Data Collection

Once planning is complete, you can move on to data collection to populate the CMDB. This can involve integrating data from various sources such as incident management tools, change management tools, network monitoring tools, automated configuration scans, etc.

It's important to ensure that the collected data is accurate, complete, and up-to-date. To do this, you'll need to clean and standardize the data before importing it into the CMDB. Documenting data sources and integration processes is also essential to ensure data traceability and reliability.

You might, for instance, rely on:

  • An Extraction from your supervision platform (Nagios, PRTG, Zabbix): You would have a good proportion of servers and equipment that count in the IS (or they are not being supervised…)

  • An RVTools inventory to snapshot the inventory of vCenter.
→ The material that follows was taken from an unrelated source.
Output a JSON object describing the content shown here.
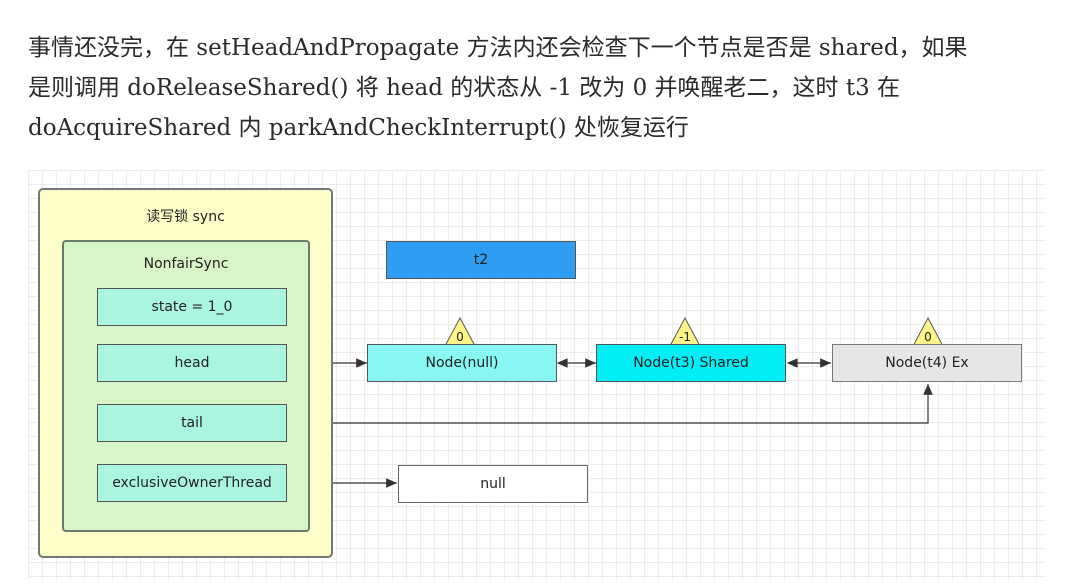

It’s pretty standard but worth mentioning.

  • An organizational chart of the company**: We’ve all see one! Now’s the time to utilize it for defining the business services of the company and most importantly, the persons in charge of each.

At MLB, the data collection phase is a crucial step. After defining the CMDB's objectives and requirements, the IT department developed a Python script to collect and gather all data from previously identified sources into an Excel file.
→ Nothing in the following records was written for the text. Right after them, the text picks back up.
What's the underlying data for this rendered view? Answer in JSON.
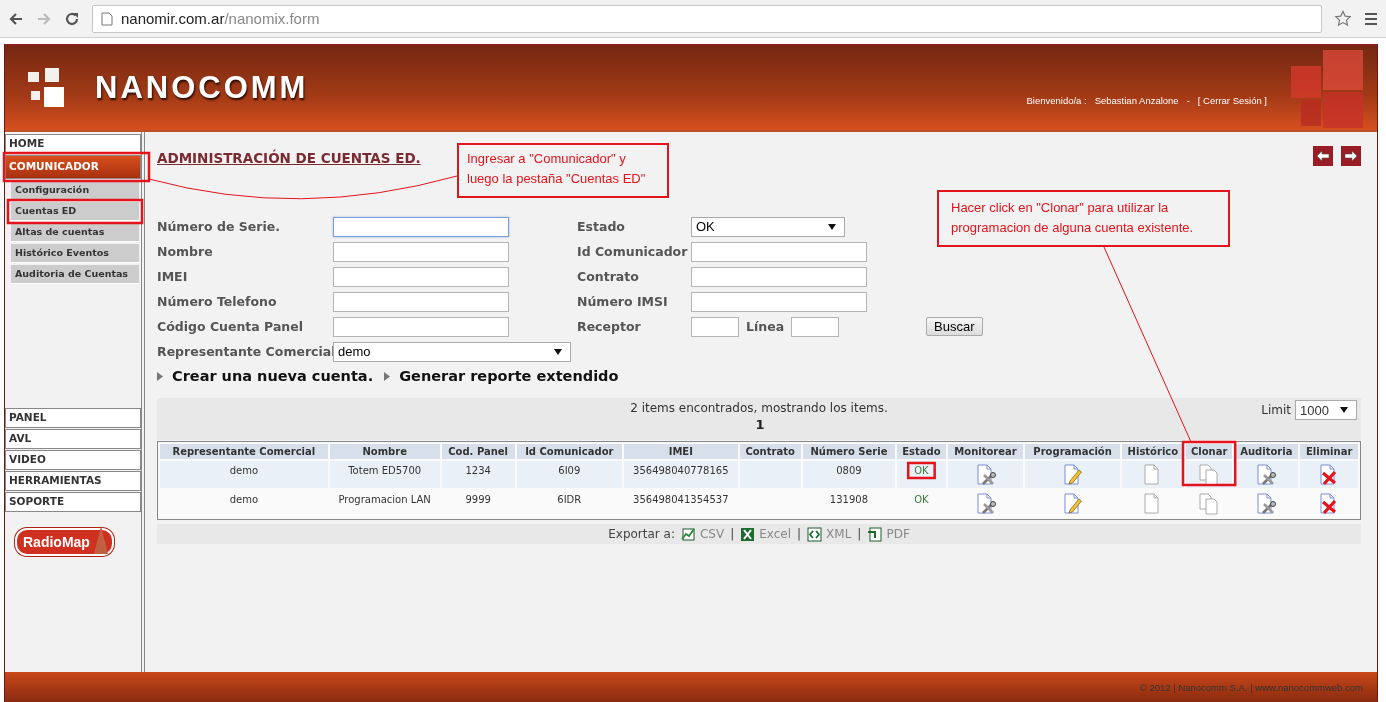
{
  "browser": {
    "url_host": "nanomir.com.ar",
    "url_path": "/nanomix.form"
  },
  "header": {
    "brand": "NANOCOMM",
    "welcome": "Bienvenido/a :",
    "user": "Sebastian Anzalone",
    "separator": "-",
    "logout": "[ Cerrar Sesión ]"
  },
  "sidebar": {
    "items": [
      {
        "label": "HOME",
        "selected": false,
        "highlighted": false
      },
      {
        "label": "COMUNICADOR",
        "selected": true,
        "highlighted": true,
        "children": [
          {
            "label": "Configuración",
            "highlighted": false
          },
          {
            "label": "Cuentas ED",
            "highlighted": true
          },
          {
            "label": "Altas de cuentas",
            "highlighted": false
          },
          {
            "label": "Histórico Eventos",
            "highlighted": false
          },
          {
            "label": "Auditoria de Cuentas",
            "highlighted": false
          }
        ]
      },
      {
        "label": "PANEL",
        "selected": false,
        "highlighted": false
      },
      {
        "label": "AVL",
        "selected": false,
        "highlighted": false
      },
      {
        "label": "VIDEO",
        "selected": false,
        "highlighted": false
      },
      {
        "label": "HERRAMIENTAS",
        "selected": false,
        "highlighted": false
      },
      {
        "label": "SOPORTE",
        "selected": false,
        "highlighted": false
      }
    ],
    "logo": "RadioMap"
  },
  "page_title": "ADMINISTRACIÓN DE CUENTAS ED.",
  "form": {
    "left": [
      {
        "label": "Número de Serie.",
        "kind": "text",
        "focused": true
      },
      {
        "label": "Nombre",
        "kind": "text",
        "focused": false
      },
      {
        "label": "IMEI",
        "kind": "text",
        "focused": false
      },
      {
        "label": "Número Telefono",
        "kind": "text",
        "focused": false
      },
      {
        "label": "Código Cuenta Panel",
        "kind": "text",
        "focused": false
      },
      {
        "label": "Representante Comercial",
        "kind": "select",
        "value": "demo"
      }
    ],
    "right": [
      {
        "label": "Estado",
        "kind": "select",
        "value": "OK"
      },
      {
        "label": "Id Comunicador",
        "kind": "text",
        "focused": false
      },
      {
        "label": "Contrato",
        "kind": "text",
        "focused": false
      },
      {
        "label": "Número IMSI",
        "kind": "text",
        "focused": false
      },
      {
        "label": "Receptor",
        "kind": "pair",
        "second_label": "Línea",
        "button": "Buscar"
      }
    ],
    "links": [
      "Crear una nueva cuenta.",
      "Generar reporte extendido"
    ]
  },
  "results": {
    "summary": "2 items encontrados, mostrando los items.",
    "page": "1",
    "limit_label": "Limit",
    "limit_value": "1000"
  },
  "table": {
    "columns": [
      {
        "label": "Representante Comercial",
        "kind": "text",
        "highlighted": false
      },
      {
        "label": "Nombre",
        "kind": "text",
        "highlighted": false
      },
      {
        "label": "Cod. Panel",
        "kind": "text",
        "highlighted": false
      },
      {
        "label": "Id Comunicador",
        "kind": "text",
        "highlighted": false
      },
      {
        "label": "IMEI",
        "kind": "text",
        "highlighted": false
      },
      {
        "label": "Contrato",
        "kind": "text",
        "highlighted": false
      },
      {
        "label": "Número Serie",
        "kind": "text",
        "highlighted": false
      },
      {
        "label": "Estado",
        "kind": "status",
        "highlighted": false
      },
      {
        "label": "Monitorear",
        "kind": "monitor",
        "highlighted": false
      },
      {
        "label": "Programación",
        "kind": "edit",
        "highlighted": false
      },
      {
        "label": "Histórico",
        "kind": "history",
        "highlighted": false
      },
      {
        "label": "Clonar",
        "kind": "clone",
        "highlighted": true
      },
      {
        "label": "Auditoria",
        "kind": "audit",
        "highlighted": false
      },
      {
        "label": "Eliminar",
        "kind": "delete",
        "highlighted": false
      }
    ],
    "rows": [
      {
        "cells": [
          "demo",
          "Totem ED5700",
          "1234",
          "6I09",
          "356498040778165",
          null,
          "0809",
          "OK"
        ],
        "status_highlighted": true
      },
      {
        "cells": [
          "demo",
          "Programacion LAN",
          "9999",
          "6IDR",
          "356498041354537",
          null,
          "131908",
          "OK"
        ],
        "status_highlighted": false
      }
    ]
  },
  "export": {
    "label": "Exportar a:",
    "separator": "|",
    "formats": [
      {
        "label": "CSV",
        "kind": "csv"
      },
      {
        "label": "Excel",
        "kind": "excel"
      },
      {
        "label": "XML",
        "kind": "xml"
      },
      {
        "label": "PDF",
        "kind": "pdf"
      }
    ]
  },
  "footer": "© 2012 | Nanocomm S.A. | www.nanocommweb.com",
  "callouts": [
    {
      "text": "Ingresar a \"Comunicador\" y luego la pestaña \"Cuentas ED\"",
      "kind": "sidebar"
    },
    {
      "text": "Hacer click en \"Clonar\" para utilizar la programacion de alguna cuenta existente.",
      "kind": "column"
    }
  ]
}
In addition, a Typeform questionnaire was sent to each of the HR business managers to collect the list of applications used to carry out all their tasks. It's a hybrid IT system: custom and editor applications hosted on a private cloud but also a set of SaaS applications.

Configuration and Customization

Once the data has been collected, you can proceed with configuring and customizing the CMDB. This involves defining the classes of Configuration Items (CIs) and the relationships between them, as well as configuring the attributes and values for each CI. You’ll also need to define rules for version and dependency management to ensure the accuracy of the CMDB’s data.

During this phase, it's important to maintain an iterative approach, regularly testing and validating the CMDB's configuration to ensure it meets the organization's needs. You may also need to train the CMDB's end-users and administrators in its use and its features.

After the data collection, it's now time to model them in the CMDB. The form data has been compiled, and the script data has been cleaned and standardized. For the sake of simplification, MLB decided that only processes, applications, servers, and networks would be represented. Middleware types such as enterprise buses / ESBs will not be represented in the CMDB. Throughout the data integration process, the person in charge regularly sends a report to the business managers for validation.

Maintenance and Ongoing Management

Once the CMDB is up and running, it's crucial to establish maintenance and ongoing management processes to ensure its quality and long-term utility. This involves regularly monitoring and updating the CMDB's data, resolving errors and inconsistencies, and responding to changes in the organization's IT environment.

It's also important to regularly assess the CMDB's efficiency based on the objectives defined during initial planning and make any necessary adjustments to optimize its performance. Continued collaboration with stakeholders and establishing a data governance culture are also critical for long-term CMDB success.

We have a review process at MLB, largely inspired by the ISO9001 standard. So, in our control plan, we have planned to review the content of the CMDB monthly. When work is regularly monitored, the effort to update isn't that great, and we have built our different "views" on the IS to identify the latest changes (VMs created less than 1 month ago, new applications in Azure SSO, etc.)

That's it!

Implementing an effective CMDB requires careful planning, accurate data collection, careful configuration, and continuous management. By following these four key steps, you can ensure that your CMDB is well-designed and represents a valuable tool for your organization's IT management.

Smarter way to map your applications

Smarter way to map your applications